## Input records
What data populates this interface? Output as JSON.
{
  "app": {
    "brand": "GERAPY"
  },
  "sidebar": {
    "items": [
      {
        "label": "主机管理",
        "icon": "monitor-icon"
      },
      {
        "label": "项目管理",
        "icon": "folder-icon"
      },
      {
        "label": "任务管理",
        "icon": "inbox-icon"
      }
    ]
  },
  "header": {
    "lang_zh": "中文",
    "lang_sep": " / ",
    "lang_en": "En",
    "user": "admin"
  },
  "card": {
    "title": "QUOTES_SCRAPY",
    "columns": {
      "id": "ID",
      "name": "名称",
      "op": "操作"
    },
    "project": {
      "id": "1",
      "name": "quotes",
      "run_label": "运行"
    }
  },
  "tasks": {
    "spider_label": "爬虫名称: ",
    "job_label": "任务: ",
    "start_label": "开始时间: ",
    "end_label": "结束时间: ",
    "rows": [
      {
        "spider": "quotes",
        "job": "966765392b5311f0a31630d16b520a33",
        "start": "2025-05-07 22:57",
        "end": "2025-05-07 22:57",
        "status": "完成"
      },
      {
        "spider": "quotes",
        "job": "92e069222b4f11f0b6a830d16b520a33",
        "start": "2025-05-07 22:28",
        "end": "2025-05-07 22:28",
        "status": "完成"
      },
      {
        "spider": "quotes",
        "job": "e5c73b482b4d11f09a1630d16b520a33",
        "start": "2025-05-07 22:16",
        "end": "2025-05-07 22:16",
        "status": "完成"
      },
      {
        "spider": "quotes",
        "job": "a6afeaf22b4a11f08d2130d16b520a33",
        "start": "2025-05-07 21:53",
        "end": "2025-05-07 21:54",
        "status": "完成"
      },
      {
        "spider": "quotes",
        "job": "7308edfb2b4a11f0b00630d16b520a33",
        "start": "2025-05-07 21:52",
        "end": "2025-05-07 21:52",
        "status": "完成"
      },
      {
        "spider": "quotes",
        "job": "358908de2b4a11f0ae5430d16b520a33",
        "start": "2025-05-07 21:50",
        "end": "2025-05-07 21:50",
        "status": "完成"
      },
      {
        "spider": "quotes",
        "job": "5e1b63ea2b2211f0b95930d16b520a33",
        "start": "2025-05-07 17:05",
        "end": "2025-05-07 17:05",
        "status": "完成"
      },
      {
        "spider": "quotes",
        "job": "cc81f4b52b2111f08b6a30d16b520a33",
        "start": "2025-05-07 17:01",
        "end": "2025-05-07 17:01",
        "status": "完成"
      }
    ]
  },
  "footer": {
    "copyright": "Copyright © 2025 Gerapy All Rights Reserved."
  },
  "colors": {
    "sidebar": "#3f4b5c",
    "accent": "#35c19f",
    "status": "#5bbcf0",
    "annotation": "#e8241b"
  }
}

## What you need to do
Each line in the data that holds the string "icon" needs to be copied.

## Reply
        "icon": "monitor-icon"
        "icon": "folder-icon"
        "icon": "inbox-icon"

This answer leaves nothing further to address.